United Kingdom - Girls who join the Guides or Brownies may stop pledging their devotion to God after complaints that the practice discriminates against non-believers. Whilst the Promise is optional, only girls who have taken it can be awarded the movement's highest badges.
I wonder if they will? If it took them a year to debate changing 'do my duty to god' to 'love my god' I doubt if they'll have the balls to drop the whole thing. I wonder, though, about the whole notion of asking children to take oaths whether they believe in god or not. I remember as a child (including being a brownie) being made to recite all sorts of stuff by schools and other organisations but I had no real conception of what taking an oath actually meant. To me, it was just a ritual chant.

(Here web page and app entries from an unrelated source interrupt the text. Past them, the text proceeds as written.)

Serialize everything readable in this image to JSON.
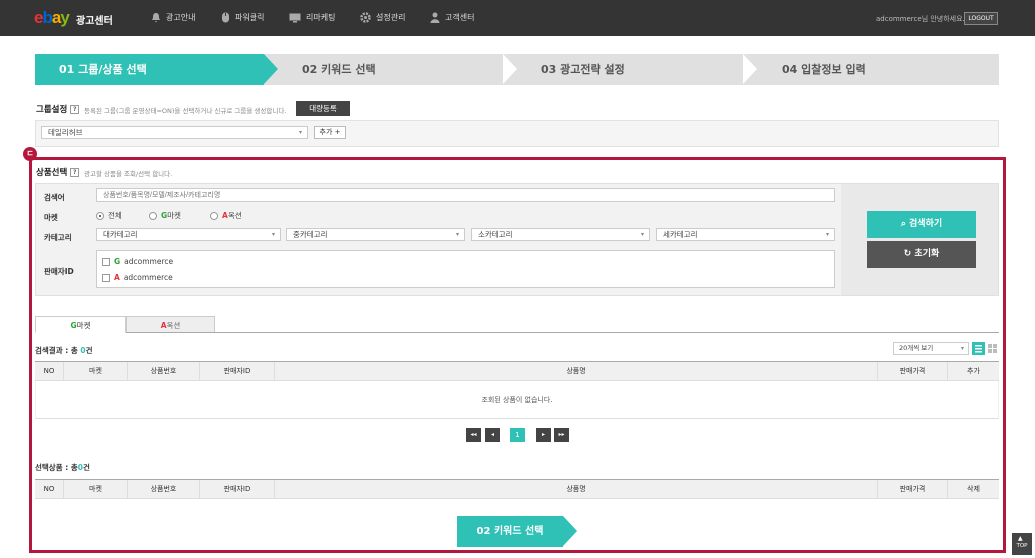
{
  "header": {
    "logo_e": "e",
    "logo_b": "b",
    "logo_a": "a",
    "logo_y": "y",
    "title": "광고센터",
    "nav": [
      {
        "label": "광고안내",
        "icon": "bell-icon"
      },
      {
        "label": "파워클릭",
        "icon": "mouse-icon"
      },
      {
        "label": "리마케팅",
        "icon": "monitor-icon"
      },
      {
        "label": "설정관리",
        "icon": "gear-icon"
      },
      {
        "label": "고객센터",
        "icon": "person-icon"
      }
    ],
    "user_text": "adcommerce님 안녕하세요.",
    "logout": "LOGOUT"
  },
  "steps": [
    {
      "label": "01 그룹/상품 선택",
      "active": true
    },
    {
      "label": "02 키워드 선택",
      "active": false
    },
    {
      "label": "03 광고전략 설정",
      "active": false
    },
    {
      "label": "04 입찰정보 입력",
      "active": false
    }
  ],
  "group": {
    "title": "그룹설정",
    "help": "?",
    "hint": "등록된 그룹(그룹 운영상태=ON)을 선택하거나 신규로 그룹을 생성합니다.",
    "register_btn": "대량등록",
    "selected": "데일리허브",
    "add_btn": "추가 +"
  },
  "badge": "ㄷ",
  "product": {
    "title": "상품선택",
    "help": "?",
    "hint": "광고할 상품을 조회/선택 합니다.",
    "search_label": "검색어",
    "search_placeholder": "상품번호/품목명/모델/제조사/카테고리명",
    "market_label": "마켓",
    "markets": [
      {
        "prefix": "",
        "label": "전체",
        "checked": true
      },
      {
        "prefix": "G",
        "label": "마켓",
        "checked": false
      },
      {
        "prefix": "A",
        "label": "옥션",
        "checked": false
      }
    ],
    "category_label": "카테고리",
    "categories": [
      "대카테고리",
      "중카테고리",
      "소카테고리",
      "세카테고리"
    ],
    "seller_label": "판매자ID",
    "sellers": [
      {
        "prefix": "G",
        "id": "adcommerce"
      },
      {
        "prefix": "A",
        "id": "adcommerce"
      }
    ],
    "search_btn": "검색하기",
    "reset_btn": "초기화"
  },
  "tabs": [
    {
      "prefix": "G",
      "label": "마켓"
    },
    {
      "prefix": "A",
      "label": "옥션"
    }
  ],
  "results": {
    "label_prefix": "검색결과 : 총 ",
    "count": "0",
    "label_suffix": "건",
    "view_option": "20개씩 보기",
    "columns": [
      "NO",
      "마켓",
      "상품번호",
      "판매자ID",
      "상품명",
      "판매가격",
      "추가"
    ],
    "empty_msg": "조회된 상품이 없습니다."
  },
  "pagination": {
    "first": "◂◂",
    "prev": "◂",
    "current": "1",
    "next": "▸",
    "last": "▸▸"
  },
  "selected": {
    "label_prefix": "선택상품 : 총",
    "count": "0",
    "label_suffix": "건",
    "columns": [
      "NO",
      "마켓",
      "상품번호",
      "판매자ID",
      "상품명",
      "판매가격",
      "삭제"
    ]
  },
  "next_btn": "02 키워드 선택",
  "top_btn": "TOP",
  "colors": {
    "accent": "#2fc1b5",
    "highlight": "#b5163c",
    "header": "#343434"
  }
}
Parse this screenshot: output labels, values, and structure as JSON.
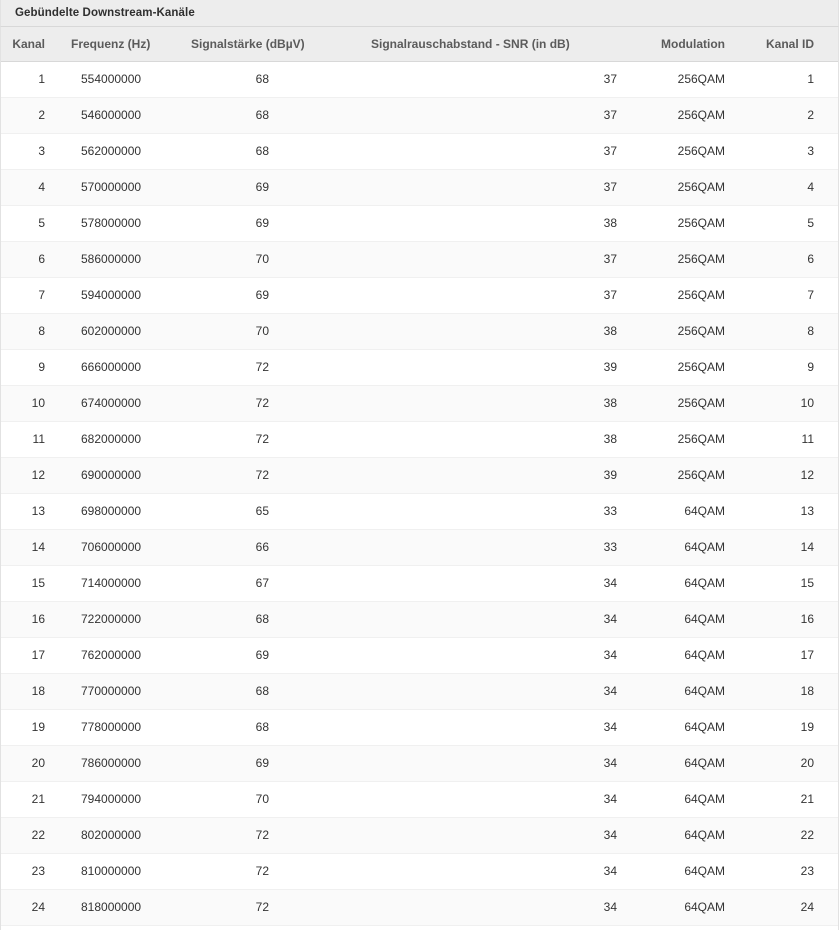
{
  "panel": {
    "title": "Gebündelte Downstream-Kanäle"
  },
  "table": {
    "columns": [
      {
        "key": "kanal",
        "label": "Kanal"
      },
      {
        "key": "frequenz",
        "label": "Frequenz (Hz)"
      },
      {
        "key": "signal",
        "label": "Signalstärke (dBµV)"
      },
      {
        "key": "snr",
        "label": "Signalrauschabstand - SNR (in dB)"
      },
      {
        "key": "modulation",
        "label": "Modulation"
      },
      {
        "key": "kanal_id",
        "label": "Kanal ID"
      }
    ],
    "rows": [
      {
        "kanal": "1",
        "frequenz": "554000000",
        "signal": "68",
        "snr": "37",
        "modulation": "256QAM",
        "kanal_id": "1"
      },
      {
        "kanal": "2",
        "frequenz": "546000000",
        "signal": "68",
        "snr": "37",
        "modulation": "256QAM",
        "kanal_id": "2"
      },
      {
        "kanal": "3",
        "frequenz": "562000000",
        "signal": "68",
        "snr": "37",
        "modulation": "256QAM",
        "kanal_id": "3"
      },
      {
        "kanal": "4",
        "frequenz": "570000000",
        "signal": "69",
        "snr": "37",
        "modulation": "256QAM",
        "kanal_id": "4"
      },
      {
        "kanal": "5",
        "frequenz": "578000000",
        "signal": "69",
        "snr": "38",
        "modulation": "256QAM",
        "kanal_id": "5"
      },
      {
        "kanal": "6",
        "frequenz": "586000000",
        "signal": "70",
        "snr": "37",
        "modulation": "256QAM",
        "kanal_id": "6"
      },
      {
        "kanal": "7",
        "frequenz": "594000000",
        "signal": "69",
        "snr": "37",
        "modulation": "256QAM",
        "kanal_id": "7"
      },
      {
        "kanal": "8",
        "frequenz": "602000000",
        "signal": "70",
        "snr": "38",
        "modulation": "256QAM",
        "kanal_id": "8"
      },
      {
        "kanal": "9",
        "frequenz": "666000000",
        "signal": "72",
        "snr": "39",
        "modulation": "256QAM",
        "kanal_id": "9"
      },
      {
        "kanal": "10",
        "frequenz": "674000000",
        "signal": "72",
        "snr": "38",
        "modulation": "256QAM",
        "kanal_id": "10"
      },
      {
        "kanal": "11",
        "frequenz": "682000000",
        "signal": "72",
        "snr": "38",
        "modulation": "256QAM",
        "kanal_id": "11"
      },
      {
        "kanal": "12",
        "frequenz": "690000000",
        "signal": "72",
        "snr": "39",
        "modulation": "256QAM",
        "kanal_id": "12"
      },
      {
        "kanal": "13",
        "frequenz": "698000000",
        "signal": "65",
        "snr": "33",
        "modulation": "64QAM",
        "kanal_id": "13"
      },
      {
        "kanal": "14",
        "frequenz": "706000000",
        "signal": "66",
        "snr": "33",
        "modulation": "64QAM",
        "kanal_id": "14"
      },
      {
        "kanal": "15",
        "frequenz": "714000000",
        "signal": "67",
        "snr": "34",
        "modulation": "64QAM",
        "kanal_id": "15"
      },
      {
        "kanal": "16",
        "frequenz": "722000000",
        "signal": "68",
        "snr": "34",
        "modulation": "64QAM",
        "kanal_id": "16"
      },
      {
        "kanal": "17",
        "frequenz": "762000000",
        "signal": "69",
        "snr": "34",
        "modulation": "64QAM",
        "kanal_id": "17"
      },
      {
        "kanal": "18",
        "frequenz": "770000000",
        "signal": "68",
        "snr": "34",
        "modulation": "64QAM",
        "kanal_id": "18"
      },
      {
        "kanal": "19",
        "frequenz": "778000000",
        "signal": "68",
        "snr": "34",
        "modulation": "64QAM",
        "kanal_id": "19"
      },
      {
        "kanal": "20",
        "frequenz": "786000000",
        "signal": "69",
        "snr": "34",
        "modulation": "64QAM",
        "kanal_id": "20"
      },
      {
        "kanal": "21",
        "frequenz": "794000000",
        "signal": "70",
        "snr": "34",
        "modulation": "64QAM",
        "kanal_id": "21"
      },
      {
        "kanal": "22",
        "frequenz": "802000000",
        "signal": "72",
        "snr": "34",
        "modulation": "64QAM",
        "kanal_id": "22"
      },
      {
        "kanal": "23",
        "frequenz": "810000000",
        "signal": "72",
        "snr": "34",
        "modulation": "64QAM",
        "kanal_id": "23"
      },
      {
        "kanal": "24",
        "frequenz": "818000000",
        "signal": "72",
        "snr": "34",
        "modulation": "64QAM",
        "kanal_id": "24"
      }
    ]
  },
  "colors": {
    "header_bg": "#ededed",
    "header_text": "#5b5b5b",
    "title_text": "#2f2f2f",
    "body_text": "#333333",
    "row_odd": "#ffffff",
    "row_even": "#fafafa",
    "border": "#d8d8d8"
  }
}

Yes, Sandy. Reflecting upon group recitations, consider the U.S. Pledge of Allegiance:
Few Americans know that a socialist and an officer in the Nationalist movement, Francis Bellamy, drafted the Pledge of Allegiance. Also a preacher, his sermons on “Jesus the Socialist” and “The Socialism of the Primitive Church” prompted congregations to chase him from the ministry. Bellamy went on to work for Youth’s Companion, a national magazine. In 1892, the magazine launched a campaign to sell American flags in the public schools. In an effort to increase sales, a flag ceremony was encouraged during upcoming Columbus Day celebrations. Bellamy’s original pledge was to be included as part of the celebrations:
“I pledge allegiance to my Flag and to the Republic for which it stands—one nation indivisible—with liberty and justice for all.”
In the early 1920s, “my Flag” was changed to “the Flag of the United States of America.” In 1954, the Knights of Columbus persuaded Congress to add “under God” to differentiate the United States from the godless Communists.
While the desire to sell flags gave rise to the Pledge, American nativists also wanted to impress the duties of American citizenship upon immigrant children in hopes of breaking any remaining bonds to their lands of origin. And, with the Civil War still in recent memory, Northerners wanted to remind Southerners that the union was “indivisible.”
Historically and originally, the Pledge was not much more than a marketing tool and a slap in the face to recent immigrants and Americans living below the Mason-Dixon Line.
Thomas Jefferson once reminded his countrymen that blind confidence in government “is everywhere the parent of despotism; free government is founded on jealousy and not in confidence.” Jealousy of liberty—in the face of government claims to power—is a civic virtue, and one that our nation’s founders urged us not to forget.
Yet, American school children mindlessly pledge obedience to a flag–the most visible symbol of governmental authority; while we should be teaching them about the American Revolution, the Constitution, and the Bill of Rights.
The ritual of schoolchildren and Americans saying the Pledge is unbecoming for a nation of free people.
Reference: “Rethinking the Pledge of Allegiance”, William J. Watkins Jr., April 5, 2004
Interesting. I'd never thought about it before, but pledging allegiance to a flag is kind of weird. You might expect a pledge to compatriots, government or country - but a flag? Now I know why.
And I love to irony of the pledge being drafted by a socialist.